**Your instructions:**
Each record below needs to be written out exactly as it reads.

-------- Source data

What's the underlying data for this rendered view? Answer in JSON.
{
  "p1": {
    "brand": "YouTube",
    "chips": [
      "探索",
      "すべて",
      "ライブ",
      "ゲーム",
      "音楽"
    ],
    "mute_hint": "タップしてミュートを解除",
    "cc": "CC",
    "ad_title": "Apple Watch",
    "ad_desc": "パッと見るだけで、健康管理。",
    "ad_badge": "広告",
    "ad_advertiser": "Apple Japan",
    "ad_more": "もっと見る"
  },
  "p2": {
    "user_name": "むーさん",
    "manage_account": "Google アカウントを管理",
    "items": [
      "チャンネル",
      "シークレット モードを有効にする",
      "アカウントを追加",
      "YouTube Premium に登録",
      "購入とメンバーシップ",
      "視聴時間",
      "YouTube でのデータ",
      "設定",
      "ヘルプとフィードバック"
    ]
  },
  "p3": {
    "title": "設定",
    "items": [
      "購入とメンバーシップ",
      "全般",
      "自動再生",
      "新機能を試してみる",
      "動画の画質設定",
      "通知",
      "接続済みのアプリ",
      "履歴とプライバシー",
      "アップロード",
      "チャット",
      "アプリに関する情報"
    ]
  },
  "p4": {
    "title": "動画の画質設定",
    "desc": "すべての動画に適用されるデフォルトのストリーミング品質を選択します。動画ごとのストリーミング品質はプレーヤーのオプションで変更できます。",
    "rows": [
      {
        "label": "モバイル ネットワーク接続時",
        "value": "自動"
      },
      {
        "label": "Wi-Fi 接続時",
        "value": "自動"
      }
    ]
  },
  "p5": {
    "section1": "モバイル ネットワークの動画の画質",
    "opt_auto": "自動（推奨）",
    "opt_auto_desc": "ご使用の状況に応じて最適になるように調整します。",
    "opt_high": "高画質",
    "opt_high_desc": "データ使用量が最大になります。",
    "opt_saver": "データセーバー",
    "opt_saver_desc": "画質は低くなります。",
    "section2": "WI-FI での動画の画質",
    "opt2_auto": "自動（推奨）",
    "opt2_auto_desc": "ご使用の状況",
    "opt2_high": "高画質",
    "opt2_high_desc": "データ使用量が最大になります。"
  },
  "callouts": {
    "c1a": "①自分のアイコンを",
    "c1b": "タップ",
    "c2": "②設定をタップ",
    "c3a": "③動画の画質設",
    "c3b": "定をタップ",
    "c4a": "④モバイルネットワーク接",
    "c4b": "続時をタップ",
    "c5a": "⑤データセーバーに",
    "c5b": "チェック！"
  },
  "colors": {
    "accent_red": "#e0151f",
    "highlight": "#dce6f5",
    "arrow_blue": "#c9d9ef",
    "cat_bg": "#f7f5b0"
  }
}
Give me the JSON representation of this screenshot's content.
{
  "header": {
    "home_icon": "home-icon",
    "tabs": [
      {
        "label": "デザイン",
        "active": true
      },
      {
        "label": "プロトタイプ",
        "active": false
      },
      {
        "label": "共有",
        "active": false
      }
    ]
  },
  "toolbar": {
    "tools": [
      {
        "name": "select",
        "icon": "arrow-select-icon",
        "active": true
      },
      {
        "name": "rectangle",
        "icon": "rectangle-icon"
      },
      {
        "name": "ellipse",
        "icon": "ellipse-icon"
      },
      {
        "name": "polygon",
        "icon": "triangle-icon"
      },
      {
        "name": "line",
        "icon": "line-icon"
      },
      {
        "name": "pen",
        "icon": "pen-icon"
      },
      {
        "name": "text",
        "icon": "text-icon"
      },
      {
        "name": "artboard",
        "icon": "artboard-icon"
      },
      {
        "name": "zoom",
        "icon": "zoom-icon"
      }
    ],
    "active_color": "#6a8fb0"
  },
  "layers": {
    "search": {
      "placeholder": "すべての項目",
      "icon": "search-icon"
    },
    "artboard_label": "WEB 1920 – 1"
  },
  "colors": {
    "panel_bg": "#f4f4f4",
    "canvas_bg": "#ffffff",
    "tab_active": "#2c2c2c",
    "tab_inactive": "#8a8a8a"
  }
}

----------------

**Expected answer:**
What's the underlying data for this rendered view? Answer in JSON.
{
  "p1": {
    "brand": "YouTube",
    "chips": [
      "探索",
      "すべて",
      "ライブ",
      "ゲーム",
      "音楽"
    ],
    "mute_hint": "タップしてミュートを解除",
    "cc": "CC",
    "ad_title": "Apple Watch",
    "ad_desc": "パッと見るだけで、健康管理。",
    "ad_badge": "広告",
    "ad_advertiser": "Apple Japan",
    "ad_more": "もっと見る"
  },
  "p2": {
    "user_name": "むーさん",
    "manage_account": "Google アカウントを管理",
    "items": [
      "チャンネル",
      "シークレット モードを有効にする",
      "アカウントを追加",
      "YouTube Premium に登録",
      "購入とメンバーシップ",
      "視聴時間",
      "YouTube でのデータ",
      "設定",
      "ヘルプとフィードバック"
    ]
  },
  "p3": {
    "title": "設定",
    "items": [
      "購入とメンバーシップ",
      "全般",
      "自動再生",
      "新機能を試してみる",
      "動画の画質設定",
      "通知",
      "接続済みのアプリ",
      "履歴とプライバシー",
      "アップロード",
      "チャット",
      "アプリに関する情報"
    ]
  },
  "p4": {
    "title": "動画の画質設定",
    "desc": "すべての動画に適用されるデフォルトのストリーミング品質を選択します。動画ごとのストリーミング品質はプレーヤーのオプションで変更できます。",
    "rows": [
      {
        "label": "モバイル ネットワーク接続時",
        "value": "自動"
      },
      {
        "label": "Wi-Fi 接続時",
        "value": "自動"
      }
    ]
  },
  "p5": {
    "section1": "モバイル ネットワークの動画の画質",
    "opt_auto": "自動（推奨）",
    "opt_auto_desc": "ご使用の状況に応じて最適になるように調整します。",
    "opt_high": "高画質",
    "opt_high_desc": "データ使用量が最大になります。",
    "opt_saver": "データセーバー",
    "opt_saver_desc": "画質は低くなります。",
    "section2": "WI-FI での動画の画質",
    "opt2_auto": "自動（推奨）",
    "opt2_auto_desc": "ご使用の状況",
    "opt2_high": "高画質",
    "opt2_high_desc": "データ使用量が最大になります。"
  },
  "callouts": {
    "c1a": "①自分のアイコンを",
    "c1b": "タップ",
    "c2": "②設定をタップ",
    "c3a": "③動画の画質設",
    "c3b": "定をタップ",
    "c4a": "④モバイルネットワーク接",
    "c4b": "続時をタップ",
    "c5a": "⑤データセーバーに",
    "c5b": "チェック！"
  },
  "colors": {
    "accent_red": "#e0151f",
    "highlight": "#dce6f5",
    "arrow_blue": "#c9d9ef",
    "cat_bg": "#f7f5b0"
  }
}
Give me the JSON representation of this screenshot's content.
{
  "header": {
    "home_icon": "home-icon",
    "tabs": [
      {
        "label": "デザイン",
        "active": true
      },
      {
        "label": "プロトタイプ",
        "active": false
      },
      {
        "label": "共有",
        "active": false
      }
    ]
  },
  "toolbar": {
    "tools": [
      {
        "name": "select",
        "icon": "arrow-select-icon",
        "active": true
      },
      {
        "name": "rectangle",
        "icon": "rectangle-icon"
      },
      {
        "name": "ellipse",
        "icon": "ellipse-icon"
      },
      {
        "name": "polygon",
        "icon": "triangle-icon"
      },
      {
        "name": "line",
        "icon": "line-icon"
      },
      {
        "name": "pen",
        "icon": "pen-icon"
      },
      {
        "name": "text",
        "icon": "text-icon"
      },
      {
        "name": "artboard",
        "icon": "artboard-icon"
      },
      {
        "name": "zoom",
        "icon": "zoom-icon"
      }
    ],
    "active_color": "#6a8fb0"
  },
  "layers": {
    "search": {
      "placeholder": "すべての項目",
      "icon": "search-icon"
    },
    "artboard_label": "WEB 1920 – 1"
  },
  "colors": {
    "panel_bg": "#f4f4f4",
    "canvas_bg": "#ffffff",
    "tab_active": "#2c2c2c",
    "tab_inactive": "#8a8a8a"
  }
}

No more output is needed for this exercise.